Image Credits: NASA / ESA / Elizabeth Wheatley (STScI)
This image of the supergiant star Betelgeuse was taken by the ESO’s Very Large Telescope. Even looking through the Earth’s turbulent atmosphere, the resolution is as fine as 37 milliarcseconds. (An arcsecond is 1/3600 of a degree. A milliarcsecond is 1/1000 arcsecond.) That’s roughly the same as being able to see a tennis ball on the ground from the International Space Station.

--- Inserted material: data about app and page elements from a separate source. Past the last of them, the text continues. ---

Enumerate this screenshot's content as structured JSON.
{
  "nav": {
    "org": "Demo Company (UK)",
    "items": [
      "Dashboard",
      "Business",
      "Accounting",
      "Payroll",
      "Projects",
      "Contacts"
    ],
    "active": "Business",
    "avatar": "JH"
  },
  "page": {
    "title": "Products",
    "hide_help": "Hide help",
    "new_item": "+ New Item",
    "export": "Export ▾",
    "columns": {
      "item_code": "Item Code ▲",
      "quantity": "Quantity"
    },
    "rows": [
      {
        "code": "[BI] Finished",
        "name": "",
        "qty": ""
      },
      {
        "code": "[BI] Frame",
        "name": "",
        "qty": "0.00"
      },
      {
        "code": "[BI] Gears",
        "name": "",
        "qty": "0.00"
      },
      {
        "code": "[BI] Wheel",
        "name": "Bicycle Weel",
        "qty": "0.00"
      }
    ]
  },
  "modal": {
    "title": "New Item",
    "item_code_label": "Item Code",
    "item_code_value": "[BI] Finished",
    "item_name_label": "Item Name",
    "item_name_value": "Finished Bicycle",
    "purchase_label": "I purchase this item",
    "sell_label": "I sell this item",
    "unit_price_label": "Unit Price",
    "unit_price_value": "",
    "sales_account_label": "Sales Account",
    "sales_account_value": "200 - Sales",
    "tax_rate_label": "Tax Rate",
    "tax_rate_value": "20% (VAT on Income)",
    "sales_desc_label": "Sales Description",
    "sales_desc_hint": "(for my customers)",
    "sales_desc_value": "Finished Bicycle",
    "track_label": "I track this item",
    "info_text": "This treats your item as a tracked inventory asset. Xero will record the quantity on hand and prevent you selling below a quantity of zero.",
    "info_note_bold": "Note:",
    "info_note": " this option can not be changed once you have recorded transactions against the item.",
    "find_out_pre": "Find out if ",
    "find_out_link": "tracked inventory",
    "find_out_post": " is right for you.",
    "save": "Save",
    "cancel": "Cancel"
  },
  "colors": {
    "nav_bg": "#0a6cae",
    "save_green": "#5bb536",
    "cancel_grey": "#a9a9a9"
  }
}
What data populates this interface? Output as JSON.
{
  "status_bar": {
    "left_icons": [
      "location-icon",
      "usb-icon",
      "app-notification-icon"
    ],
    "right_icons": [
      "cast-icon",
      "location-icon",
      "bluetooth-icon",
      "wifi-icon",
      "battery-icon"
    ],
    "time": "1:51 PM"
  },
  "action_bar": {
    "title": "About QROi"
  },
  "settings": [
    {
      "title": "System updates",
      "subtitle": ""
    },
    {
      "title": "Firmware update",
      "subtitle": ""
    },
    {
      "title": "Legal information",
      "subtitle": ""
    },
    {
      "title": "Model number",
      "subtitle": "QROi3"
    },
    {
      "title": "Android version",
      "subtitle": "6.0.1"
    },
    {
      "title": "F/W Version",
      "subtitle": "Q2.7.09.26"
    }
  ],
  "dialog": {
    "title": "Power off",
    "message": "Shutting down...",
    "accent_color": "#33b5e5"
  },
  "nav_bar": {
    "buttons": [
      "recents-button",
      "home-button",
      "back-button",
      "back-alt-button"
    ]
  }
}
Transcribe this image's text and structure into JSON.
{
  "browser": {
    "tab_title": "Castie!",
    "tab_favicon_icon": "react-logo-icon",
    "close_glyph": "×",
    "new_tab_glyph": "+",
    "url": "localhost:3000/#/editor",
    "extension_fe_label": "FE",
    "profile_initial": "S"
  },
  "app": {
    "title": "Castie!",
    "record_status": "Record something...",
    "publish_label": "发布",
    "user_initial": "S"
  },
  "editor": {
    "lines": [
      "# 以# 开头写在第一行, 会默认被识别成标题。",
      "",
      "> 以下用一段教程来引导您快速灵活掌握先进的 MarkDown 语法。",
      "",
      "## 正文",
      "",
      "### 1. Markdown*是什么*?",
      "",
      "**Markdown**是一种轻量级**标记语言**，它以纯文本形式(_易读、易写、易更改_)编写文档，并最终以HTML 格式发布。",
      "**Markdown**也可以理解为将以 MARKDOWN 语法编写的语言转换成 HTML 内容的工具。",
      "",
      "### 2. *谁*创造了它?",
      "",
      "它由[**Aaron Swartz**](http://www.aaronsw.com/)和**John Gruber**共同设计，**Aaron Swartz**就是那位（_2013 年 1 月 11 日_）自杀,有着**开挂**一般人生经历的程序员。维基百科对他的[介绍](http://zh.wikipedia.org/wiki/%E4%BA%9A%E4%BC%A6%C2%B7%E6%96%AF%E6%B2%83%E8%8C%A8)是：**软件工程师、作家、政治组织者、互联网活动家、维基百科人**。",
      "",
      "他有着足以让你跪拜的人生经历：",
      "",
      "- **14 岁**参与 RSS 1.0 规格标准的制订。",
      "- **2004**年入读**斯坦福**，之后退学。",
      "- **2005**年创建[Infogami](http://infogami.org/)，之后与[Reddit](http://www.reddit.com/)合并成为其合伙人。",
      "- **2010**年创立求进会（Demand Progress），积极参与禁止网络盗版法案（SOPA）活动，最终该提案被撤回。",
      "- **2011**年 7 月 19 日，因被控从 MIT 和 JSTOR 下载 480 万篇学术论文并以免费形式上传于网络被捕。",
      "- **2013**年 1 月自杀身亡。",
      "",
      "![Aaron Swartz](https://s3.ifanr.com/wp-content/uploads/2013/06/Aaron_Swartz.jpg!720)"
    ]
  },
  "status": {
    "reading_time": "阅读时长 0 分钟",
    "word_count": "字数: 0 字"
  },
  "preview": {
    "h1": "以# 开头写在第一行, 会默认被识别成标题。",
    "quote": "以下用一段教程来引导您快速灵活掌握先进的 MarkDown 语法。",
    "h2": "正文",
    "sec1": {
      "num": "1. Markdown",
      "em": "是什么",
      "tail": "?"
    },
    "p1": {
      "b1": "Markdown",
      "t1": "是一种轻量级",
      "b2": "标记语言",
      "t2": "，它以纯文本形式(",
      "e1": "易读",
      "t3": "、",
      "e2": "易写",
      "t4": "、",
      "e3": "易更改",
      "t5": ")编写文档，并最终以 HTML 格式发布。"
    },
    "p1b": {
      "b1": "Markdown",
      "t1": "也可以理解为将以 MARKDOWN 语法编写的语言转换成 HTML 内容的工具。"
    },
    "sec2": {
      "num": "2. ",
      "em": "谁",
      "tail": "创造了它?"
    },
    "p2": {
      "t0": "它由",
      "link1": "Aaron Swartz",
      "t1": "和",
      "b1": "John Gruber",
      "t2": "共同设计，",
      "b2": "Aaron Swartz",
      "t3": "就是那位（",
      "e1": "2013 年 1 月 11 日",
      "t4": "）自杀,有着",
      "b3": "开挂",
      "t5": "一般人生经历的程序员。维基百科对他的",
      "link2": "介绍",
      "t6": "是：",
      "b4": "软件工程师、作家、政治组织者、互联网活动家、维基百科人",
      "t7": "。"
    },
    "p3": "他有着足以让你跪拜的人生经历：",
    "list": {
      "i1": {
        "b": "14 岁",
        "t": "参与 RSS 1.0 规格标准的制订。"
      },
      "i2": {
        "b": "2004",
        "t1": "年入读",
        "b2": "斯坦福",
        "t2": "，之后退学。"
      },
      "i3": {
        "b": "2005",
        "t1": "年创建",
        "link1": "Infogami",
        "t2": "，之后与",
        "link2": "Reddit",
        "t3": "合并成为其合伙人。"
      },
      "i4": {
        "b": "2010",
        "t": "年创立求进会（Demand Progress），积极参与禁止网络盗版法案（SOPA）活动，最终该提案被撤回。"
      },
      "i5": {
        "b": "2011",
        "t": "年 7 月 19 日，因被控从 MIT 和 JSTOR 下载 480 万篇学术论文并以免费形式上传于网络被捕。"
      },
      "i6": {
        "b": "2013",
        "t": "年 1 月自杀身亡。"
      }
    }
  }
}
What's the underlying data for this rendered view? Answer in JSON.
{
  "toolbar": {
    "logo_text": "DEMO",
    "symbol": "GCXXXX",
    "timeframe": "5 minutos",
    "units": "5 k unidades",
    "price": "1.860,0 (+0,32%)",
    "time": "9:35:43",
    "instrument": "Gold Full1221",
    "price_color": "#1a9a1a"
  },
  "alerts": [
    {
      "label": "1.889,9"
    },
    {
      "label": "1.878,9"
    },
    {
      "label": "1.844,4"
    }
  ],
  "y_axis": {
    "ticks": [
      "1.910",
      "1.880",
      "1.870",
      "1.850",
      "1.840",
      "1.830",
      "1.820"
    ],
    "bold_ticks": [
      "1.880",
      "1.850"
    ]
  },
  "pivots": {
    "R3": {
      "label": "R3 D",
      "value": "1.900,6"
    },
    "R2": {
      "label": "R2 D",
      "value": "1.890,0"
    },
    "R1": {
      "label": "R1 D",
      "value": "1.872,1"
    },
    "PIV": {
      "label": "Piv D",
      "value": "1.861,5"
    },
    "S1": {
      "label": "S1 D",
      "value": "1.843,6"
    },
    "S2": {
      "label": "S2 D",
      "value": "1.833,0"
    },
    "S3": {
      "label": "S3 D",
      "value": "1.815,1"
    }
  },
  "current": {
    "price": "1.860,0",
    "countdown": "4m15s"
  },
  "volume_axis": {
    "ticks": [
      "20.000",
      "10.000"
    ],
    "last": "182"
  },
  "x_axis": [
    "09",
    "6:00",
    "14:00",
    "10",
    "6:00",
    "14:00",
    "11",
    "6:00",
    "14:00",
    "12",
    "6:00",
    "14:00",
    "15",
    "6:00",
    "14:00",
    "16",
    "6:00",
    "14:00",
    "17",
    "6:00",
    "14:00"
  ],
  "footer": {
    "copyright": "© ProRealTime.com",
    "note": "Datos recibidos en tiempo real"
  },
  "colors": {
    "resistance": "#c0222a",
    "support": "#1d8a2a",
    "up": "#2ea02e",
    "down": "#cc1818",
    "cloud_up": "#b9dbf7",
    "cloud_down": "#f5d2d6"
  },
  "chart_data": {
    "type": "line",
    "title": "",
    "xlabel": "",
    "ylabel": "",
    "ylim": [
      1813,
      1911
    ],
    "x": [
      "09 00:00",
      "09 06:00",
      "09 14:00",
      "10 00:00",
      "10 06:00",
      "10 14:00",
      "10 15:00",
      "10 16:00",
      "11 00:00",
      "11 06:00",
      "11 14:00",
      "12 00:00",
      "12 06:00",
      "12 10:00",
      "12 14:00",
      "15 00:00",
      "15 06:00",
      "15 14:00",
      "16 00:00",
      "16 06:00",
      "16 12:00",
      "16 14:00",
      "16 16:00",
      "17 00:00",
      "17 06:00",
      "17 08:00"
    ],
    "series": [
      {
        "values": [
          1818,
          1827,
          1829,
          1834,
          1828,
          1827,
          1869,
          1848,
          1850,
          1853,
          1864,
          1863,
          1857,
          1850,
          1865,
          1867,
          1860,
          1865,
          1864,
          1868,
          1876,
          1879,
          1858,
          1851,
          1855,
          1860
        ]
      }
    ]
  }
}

The supergiant star Betelgeuse, the bright red star in Orion’s shoulder, is surrounded by an envelope of nearby material which is probably matter that it shed as it evolved into a supergiant. The arcs to the left in this image taken by the Herschel Space Observatory are material ejected from the star as it evolved into a red supergiant, and are shaped by its bow shock interaction as it move through the interstellar medium. The faint linear bar of dust on the left may represent a dusty filament connected to the local galactic magnetic field or the edge of an interstellar cloud. If so, then Betelgeuse’s motion across the sky implies that the arcs will hit the wall in 5,000 years time, and the star itself will smack into the wall 12,500 years later.